I will always show my human side, and try to show kids that I truly care for them and their learning. I will expect a lot of my students, but teach with enthusiasm. I will be myself and expect students to do the same. Let the “care shine through”!
Personalized Learning, Yay?
Personalized learning is the new trend, as we all know. Many classrooms around the world have been able to implement it successfully, but all of these have a wide array of resources and different classroom styles that won’t work for everybody. There are many benefits to personalized learning in an ideal sense. Being able to target individual concepts at the need basis is an amazing idea. Being able to focus on different content areas at the same time with different kids also sounds like a great idea. In a one to one world with no technology issues and motivated students this is ideal.
However, here I am in a high school classroom, responsible to teach the same content to every student, and cover an extremely large breadth of information in one year. Personalized learning for the gifted individuals is great, as it lets them take learning into their own hands, letting you spend more time with the students that need more time. However, what do you do with the unmotivated students? You cannot spend all your time with them, but you still are responsible to get them to learn the content. Its a bizarre catch 22 that I guess we will be in charge of solving.
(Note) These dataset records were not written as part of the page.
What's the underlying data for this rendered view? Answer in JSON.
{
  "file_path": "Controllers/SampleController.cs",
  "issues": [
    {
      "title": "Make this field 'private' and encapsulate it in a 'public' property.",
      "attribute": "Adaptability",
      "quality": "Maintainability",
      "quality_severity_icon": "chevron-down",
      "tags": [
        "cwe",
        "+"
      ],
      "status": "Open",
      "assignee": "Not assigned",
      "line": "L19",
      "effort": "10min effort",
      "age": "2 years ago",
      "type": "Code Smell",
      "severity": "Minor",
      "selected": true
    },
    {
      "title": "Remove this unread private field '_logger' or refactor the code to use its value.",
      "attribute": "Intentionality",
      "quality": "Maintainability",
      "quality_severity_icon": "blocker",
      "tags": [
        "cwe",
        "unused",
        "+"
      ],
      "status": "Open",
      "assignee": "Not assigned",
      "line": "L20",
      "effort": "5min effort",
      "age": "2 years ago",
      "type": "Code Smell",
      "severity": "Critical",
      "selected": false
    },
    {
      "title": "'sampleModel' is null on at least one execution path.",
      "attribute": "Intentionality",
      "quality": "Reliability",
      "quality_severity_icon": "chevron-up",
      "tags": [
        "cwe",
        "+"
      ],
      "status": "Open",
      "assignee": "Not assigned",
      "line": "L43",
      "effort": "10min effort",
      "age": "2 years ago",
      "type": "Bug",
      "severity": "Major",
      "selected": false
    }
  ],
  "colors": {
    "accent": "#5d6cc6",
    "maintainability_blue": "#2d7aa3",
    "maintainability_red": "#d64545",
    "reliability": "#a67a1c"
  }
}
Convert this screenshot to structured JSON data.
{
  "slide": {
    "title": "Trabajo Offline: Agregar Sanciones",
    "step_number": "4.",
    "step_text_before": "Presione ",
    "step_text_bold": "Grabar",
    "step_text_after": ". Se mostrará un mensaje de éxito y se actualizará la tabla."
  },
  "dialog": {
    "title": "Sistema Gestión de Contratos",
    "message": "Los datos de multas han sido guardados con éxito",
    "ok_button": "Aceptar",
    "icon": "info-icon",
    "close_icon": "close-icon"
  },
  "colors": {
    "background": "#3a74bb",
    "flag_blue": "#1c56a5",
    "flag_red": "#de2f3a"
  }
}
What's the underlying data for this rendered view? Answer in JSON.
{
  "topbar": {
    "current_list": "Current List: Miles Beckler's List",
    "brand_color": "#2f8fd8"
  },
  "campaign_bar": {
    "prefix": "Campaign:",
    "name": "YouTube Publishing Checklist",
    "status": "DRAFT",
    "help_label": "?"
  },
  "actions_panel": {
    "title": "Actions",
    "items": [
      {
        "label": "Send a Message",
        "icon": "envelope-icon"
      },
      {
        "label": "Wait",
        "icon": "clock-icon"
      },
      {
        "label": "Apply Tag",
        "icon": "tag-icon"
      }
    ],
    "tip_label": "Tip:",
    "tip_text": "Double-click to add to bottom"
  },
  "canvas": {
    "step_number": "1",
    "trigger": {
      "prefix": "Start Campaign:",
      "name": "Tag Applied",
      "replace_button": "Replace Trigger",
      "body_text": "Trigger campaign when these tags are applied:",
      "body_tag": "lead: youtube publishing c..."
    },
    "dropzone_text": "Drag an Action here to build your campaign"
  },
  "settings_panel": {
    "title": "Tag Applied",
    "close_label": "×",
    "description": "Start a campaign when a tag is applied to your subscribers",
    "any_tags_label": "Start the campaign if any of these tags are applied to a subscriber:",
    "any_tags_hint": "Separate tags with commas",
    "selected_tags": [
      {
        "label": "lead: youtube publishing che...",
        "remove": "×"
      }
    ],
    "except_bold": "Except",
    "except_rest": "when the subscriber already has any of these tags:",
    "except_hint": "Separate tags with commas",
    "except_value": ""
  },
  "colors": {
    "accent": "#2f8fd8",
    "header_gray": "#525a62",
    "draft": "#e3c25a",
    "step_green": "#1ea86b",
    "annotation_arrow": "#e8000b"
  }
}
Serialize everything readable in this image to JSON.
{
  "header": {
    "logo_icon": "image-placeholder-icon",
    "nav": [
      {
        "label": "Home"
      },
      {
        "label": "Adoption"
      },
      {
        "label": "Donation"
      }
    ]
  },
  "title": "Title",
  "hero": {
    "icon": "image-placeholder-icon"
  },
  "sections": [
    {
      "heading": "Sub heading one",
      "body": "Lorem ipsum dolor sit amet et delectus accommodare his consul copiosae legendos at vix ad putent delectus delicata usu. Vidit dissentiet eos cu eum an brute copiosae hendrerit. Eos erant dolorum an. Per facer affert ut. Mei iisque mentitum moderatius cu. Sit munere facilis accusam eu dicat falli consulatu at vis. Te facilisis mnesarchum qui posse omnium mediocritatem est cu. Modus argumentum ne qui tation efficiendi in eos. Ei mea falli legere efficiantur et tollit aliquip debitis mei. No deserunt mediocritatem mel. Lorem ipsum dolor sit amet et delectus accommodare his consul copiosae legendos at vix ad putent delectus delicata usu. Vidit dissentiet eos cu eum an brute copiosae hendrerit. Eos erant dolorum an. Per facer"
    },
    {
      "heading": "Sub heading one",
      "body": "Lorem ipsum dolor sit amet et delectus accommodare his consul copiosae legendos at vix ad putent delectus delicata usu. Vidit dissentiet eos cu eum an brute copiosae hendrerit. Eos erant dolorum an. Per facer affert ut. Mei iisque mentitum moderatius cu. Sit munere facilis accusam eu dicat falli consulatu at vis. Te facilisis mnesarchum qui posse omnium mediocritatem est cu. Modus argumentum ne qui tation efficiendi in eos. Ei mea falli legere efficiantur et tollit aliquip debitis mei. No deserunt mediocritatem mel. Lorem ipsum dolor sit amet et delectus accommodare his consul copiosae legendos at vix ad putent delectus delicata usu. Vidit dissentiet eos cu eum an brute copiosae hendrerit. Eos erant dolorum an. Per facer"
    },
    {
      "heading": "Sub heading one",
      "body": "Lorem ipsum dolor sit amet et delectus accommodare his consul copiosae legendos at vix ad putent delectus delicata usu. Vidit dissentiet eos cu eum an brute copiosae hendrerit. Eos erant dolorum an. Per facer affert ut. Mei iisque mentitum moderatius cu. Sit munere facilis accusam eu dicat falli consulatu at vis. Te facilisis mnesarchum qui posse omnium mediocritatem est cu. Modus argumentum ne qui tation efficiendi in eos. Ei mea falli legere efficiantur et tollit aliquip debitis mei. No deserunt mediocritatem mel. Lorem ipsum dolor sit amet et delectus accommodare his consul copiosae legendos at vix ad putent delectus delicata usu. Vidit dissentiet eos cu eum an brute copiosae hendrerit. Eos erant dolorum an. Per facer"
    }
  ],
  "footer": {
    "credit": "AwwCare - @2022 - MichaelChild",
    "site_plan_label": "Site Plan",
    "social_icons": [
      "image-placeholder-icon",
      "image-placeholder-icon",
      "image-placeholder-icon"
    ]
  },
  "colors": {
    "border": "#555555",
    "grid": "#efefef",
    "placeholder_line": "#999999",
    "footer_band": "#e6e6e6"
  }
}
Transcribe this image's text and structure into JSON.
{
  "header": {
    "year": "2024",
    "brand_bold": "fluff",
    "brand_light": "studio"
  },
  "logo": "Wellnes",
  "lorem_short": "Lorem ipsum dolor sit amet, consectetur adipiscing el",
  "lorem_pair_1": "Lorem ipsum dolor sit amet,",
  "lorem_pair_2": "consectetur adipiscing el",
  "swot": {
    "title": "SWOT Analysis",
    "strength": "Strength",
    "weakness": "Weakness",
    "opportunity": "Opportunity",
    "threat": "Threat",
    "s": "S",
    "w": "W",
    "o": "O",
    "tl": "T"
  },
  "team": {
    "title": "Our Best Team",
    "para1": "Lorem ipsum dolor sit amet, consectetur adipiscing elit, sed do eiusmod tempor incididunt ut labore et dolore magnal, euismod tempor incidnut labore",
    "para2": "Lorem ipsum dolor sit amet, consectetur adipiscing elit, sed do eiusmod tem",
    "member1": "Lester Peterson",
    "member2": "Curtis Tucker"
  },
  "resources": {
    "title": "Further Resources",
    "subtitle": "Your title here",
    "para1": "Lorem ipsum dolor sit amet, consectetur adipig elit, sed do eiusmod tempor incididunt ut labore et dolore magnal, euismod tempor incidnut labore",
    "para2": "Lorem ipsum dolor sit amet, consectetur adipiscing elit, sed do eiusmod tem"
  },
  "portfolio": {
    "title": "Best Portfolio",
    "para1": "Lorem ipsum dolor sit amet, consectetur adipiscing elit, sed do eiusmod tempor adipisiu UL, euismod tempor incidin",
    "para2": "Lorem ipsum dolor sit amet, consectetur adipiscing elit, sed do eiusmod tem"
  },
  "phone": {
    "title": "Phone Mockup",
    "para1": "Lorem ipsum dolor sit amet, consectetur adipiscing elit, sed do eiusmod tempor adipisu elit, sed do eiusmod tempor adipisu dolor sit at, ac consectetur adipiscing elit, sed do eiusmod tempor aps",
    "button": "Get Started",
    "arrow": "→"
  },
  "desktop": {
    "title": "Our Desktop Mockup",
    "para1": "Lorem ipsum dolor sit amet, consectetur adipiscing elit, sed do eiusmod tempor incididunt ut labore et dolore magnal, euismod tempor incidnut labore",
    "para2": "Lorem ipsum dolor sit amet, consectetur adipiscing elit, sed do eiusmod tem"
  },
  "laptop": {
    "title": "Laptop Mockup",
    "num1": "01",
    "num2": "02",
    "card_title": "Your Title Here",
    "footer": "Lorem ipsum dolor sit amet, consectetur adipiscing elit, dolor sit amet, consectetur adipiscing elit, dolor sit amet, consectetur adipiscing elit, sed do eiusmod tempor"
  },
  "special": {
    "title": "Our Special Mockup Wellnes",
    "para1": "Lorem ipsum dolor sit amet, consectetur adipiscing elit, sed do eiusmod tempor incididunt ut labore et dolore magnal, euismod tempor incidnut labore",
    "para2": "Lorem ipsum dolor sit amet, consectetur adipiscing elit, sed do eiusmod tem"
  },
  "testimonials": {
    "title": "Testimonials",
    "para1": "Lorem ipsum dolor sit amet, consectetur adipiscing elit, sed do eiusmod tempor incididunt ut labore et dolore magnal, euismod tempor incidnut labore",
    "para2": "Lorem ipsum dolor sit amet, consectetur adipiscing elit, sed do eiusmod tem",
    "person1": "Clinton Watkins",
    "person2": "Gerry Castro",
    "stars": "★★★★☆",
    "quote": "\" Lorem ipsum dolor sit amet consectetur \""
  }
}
In our classroom, we use a premade booklet with all the homework problems and lab for the year (science/math). Ideally, this could be expanded to organized worksheets where the students work on their own to complete the content in as little time as possible, to maximize the amount they can go through. However, students enjoy the lecture (at least in these classes) and I think they would be bored after a time of this same routine.
I am not opposed or for personalized learning. I think it can work, and is a great idea. I just worry about the kids that are already at risk.
DACA – Helping the Dreamers
DACA, or deferred action for childhood arrivals, is a program established by Obama in 2012 to help the children who arrived illegally, or rather whose parents decided to come illegally into the country and brought them, to be eligible for 2 year renewable work permits. This september, Trump rescinded this act, marking a new age of inhumanitarianism in the United States.
This bill had helped families both economically and psychologically, reducing the rate of poverty in households affected. Felons are not eligible, so it is arguable that this bill also decreased the amount of felons who knew they would be denied coverage should they commit a crime.
Congress has delayed trumps act 6 months to figure out what to do with those previously covered. All in all, this was a good bill that helped a good number of families and I am sad to see what this country is coming to. Is this teaching certificate good in Canada?
Joshua Vann – Hello Everybody!
My name is Joshua Vann, but please, call me Josh. This will be my third year up in Fairbanks, and so far I’ve been having a great time. The first two years were spent primarily up in Reichardt (Natural Science Building) working on my Master’s degree in physics. I must say, compared to the dry style with which those courses were taught, I am extremely excited to be moving over to education. Active learning!
Anyway, I did my undergraduate school down in Denver, learning some things about Math and Chemistry, and grew up in Nashville. Lots of fun times, a few bad times, but one of my core philosophies is that people are not defined by the things that happen to them, rather it is how we react to these hard times.
Anyway, I play music in Fairbanks, I rock climb, ice climb, and like to be outside. I’ve been student teaching at Hutch High school (Math, Chem, and Physics). I’ve been TA’ing Physics labs at the university, though this year I’m taking on Chemistry labs. I look forward to getting to know you all.